The Queen’s Wharf sits at the foot of Prince Street, and is currently an empty parking lot. The site has a long history dating back to the formation of Halifax. The Queen’s Wharf originally was the site of the Middle Battery that defended Halifax. It consisted of 10 guns facing the harbour, 3 to the north, and 2 guns to the south.
It later became home to the Nova Scotia Commissariat Premises. This seems to have been one of the main supply yards of the British forces, and was the wharf where the Garrison Clock was unloaded from London in 1803.
It’s worth noting, at this point, that with the Death of Queen Victoria in 1901, the name of the wharf changed to King’s Wharf until it reverted to Queen’s Wharf in 1952 with the Coronation of Queen Elizabeth II.
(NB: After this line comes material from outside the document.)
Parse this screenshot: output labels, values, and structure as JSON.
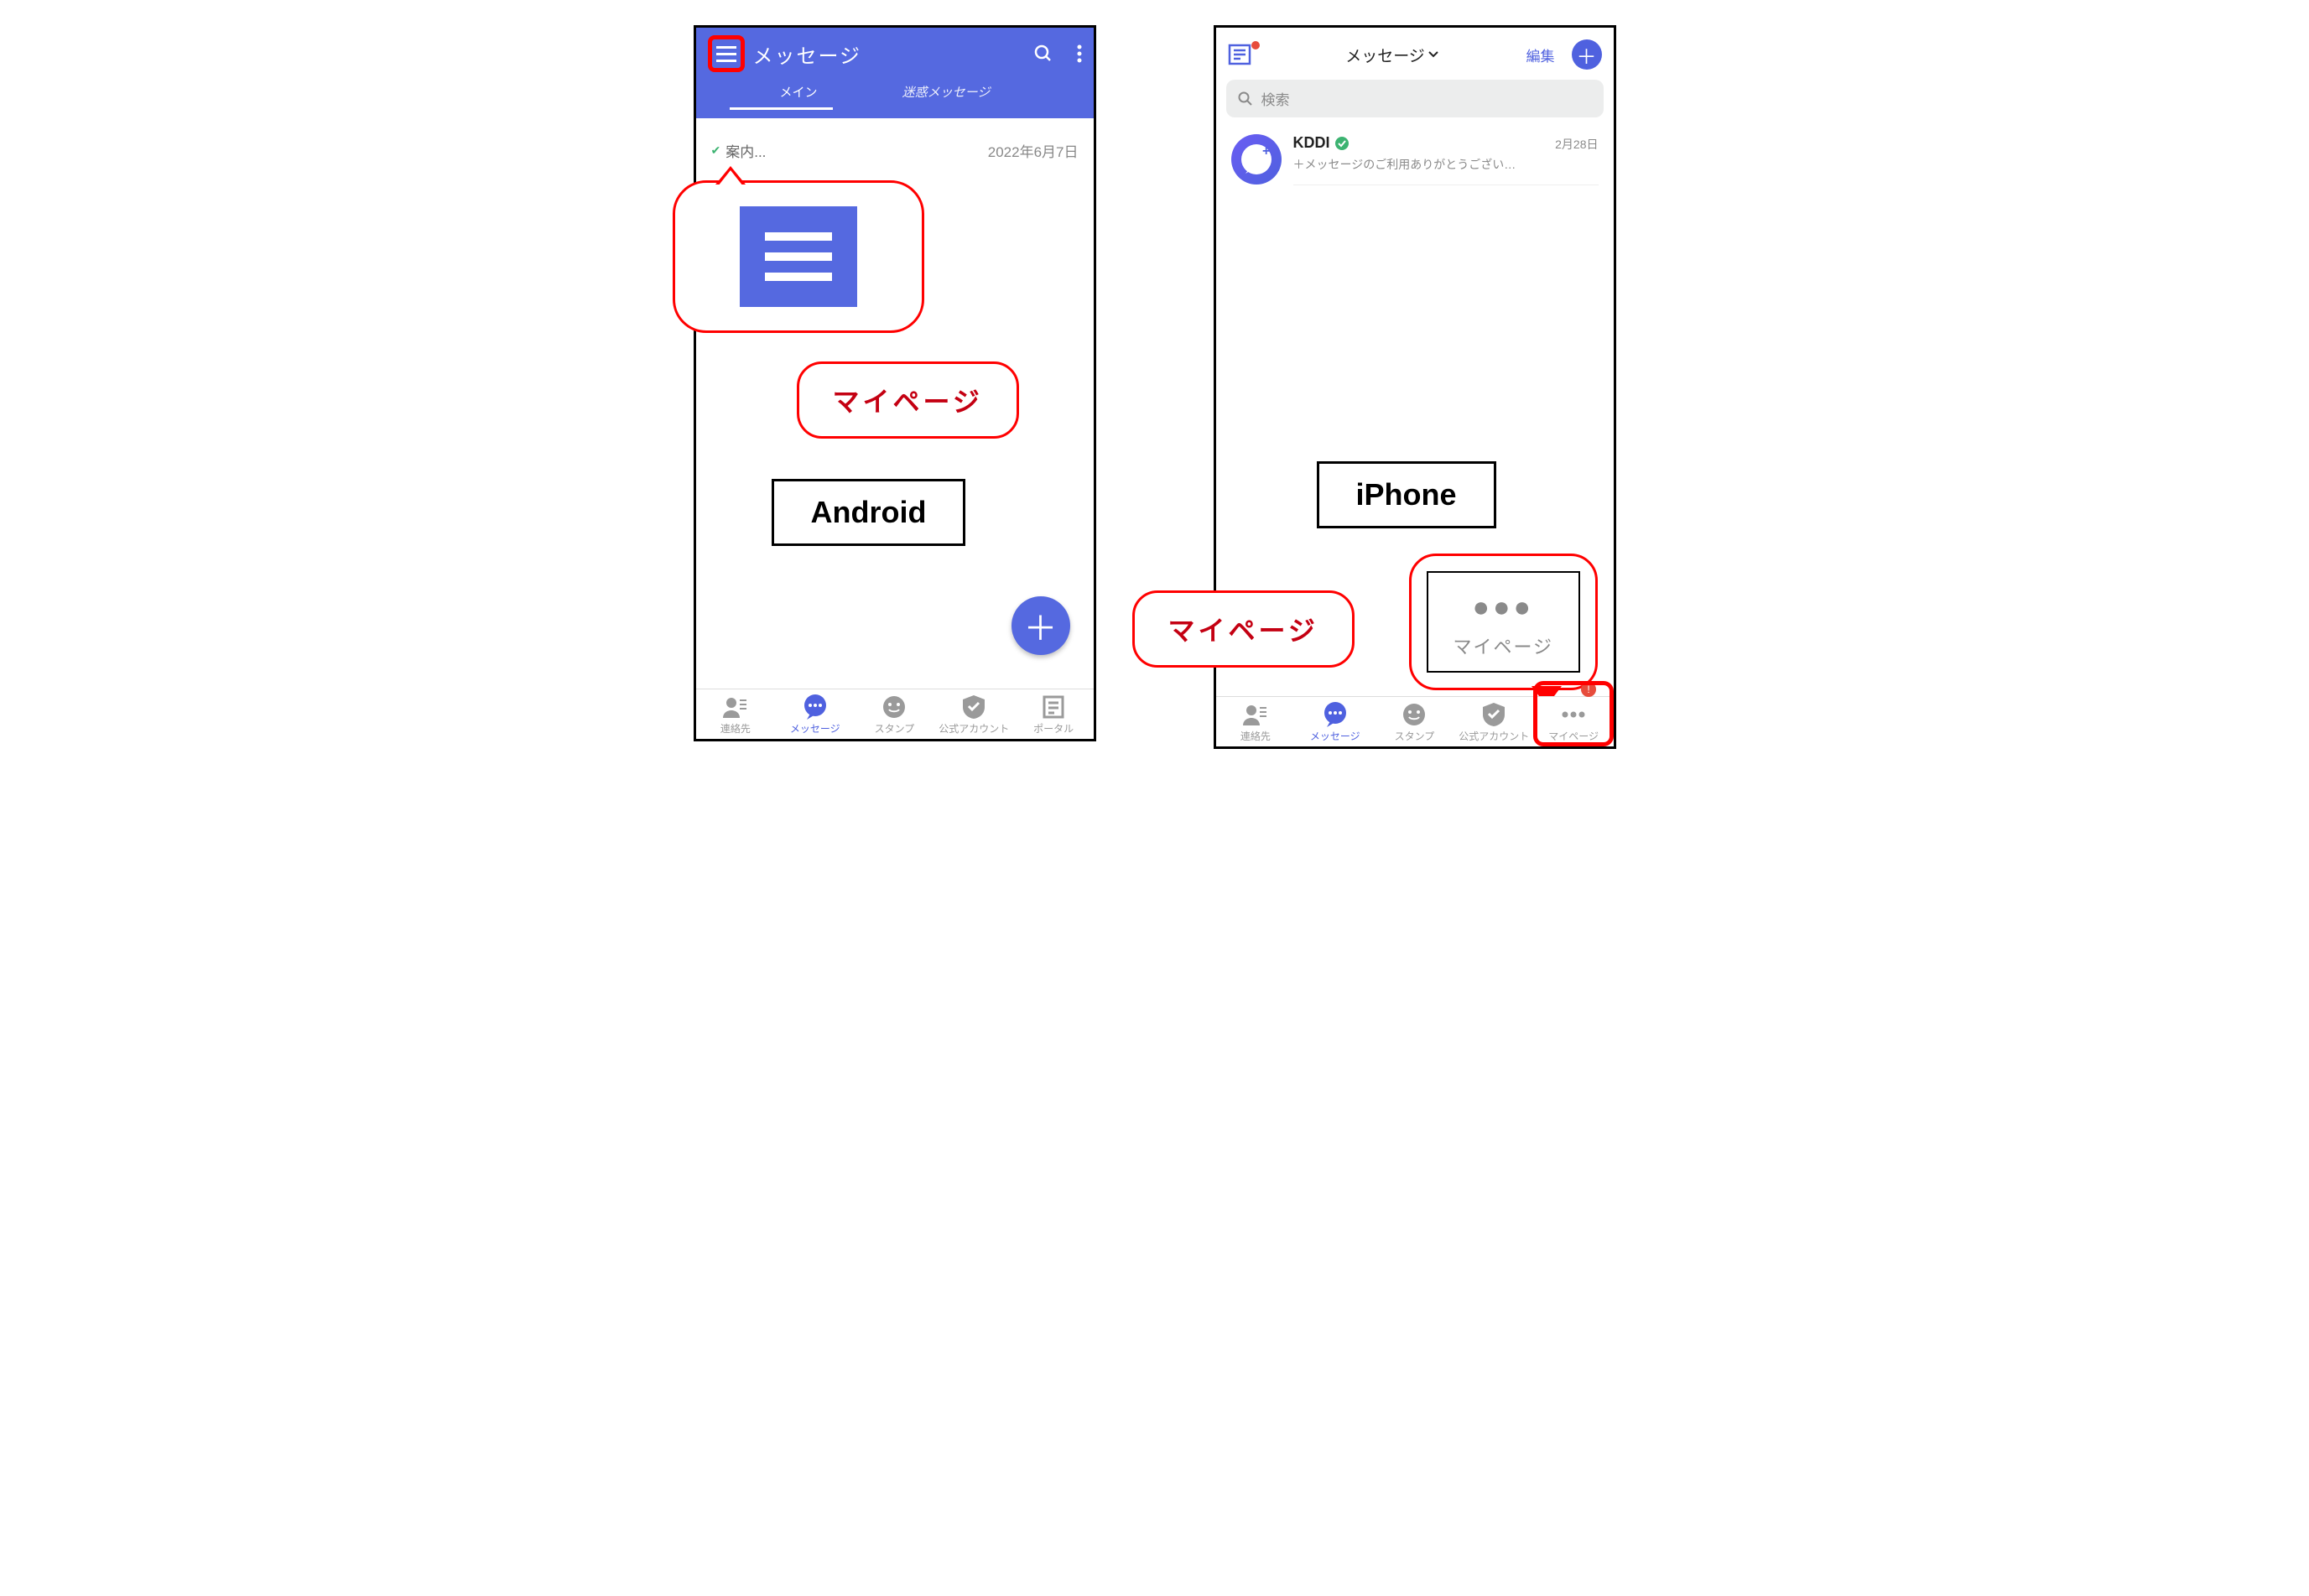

In 1925, the wharf became the home of the Atlantic Fisheries Experimental Station. The station was setup as part of a program to improve Canadian catches, processing methods and determining why stocks varied from year to year. Originally housed in a renovated structure, it moved to purpose built quarters by 1930.
By the 1970’s the 1930 building had been extensively renovated, and was home to 90 staff.
The lab was responsible for the improvements in fish smoking, and the invention of frozen fish fillets in 1929. The experimental station programs were ended in the 1970s, and the facility was used by other government researchers until demolished in 1999.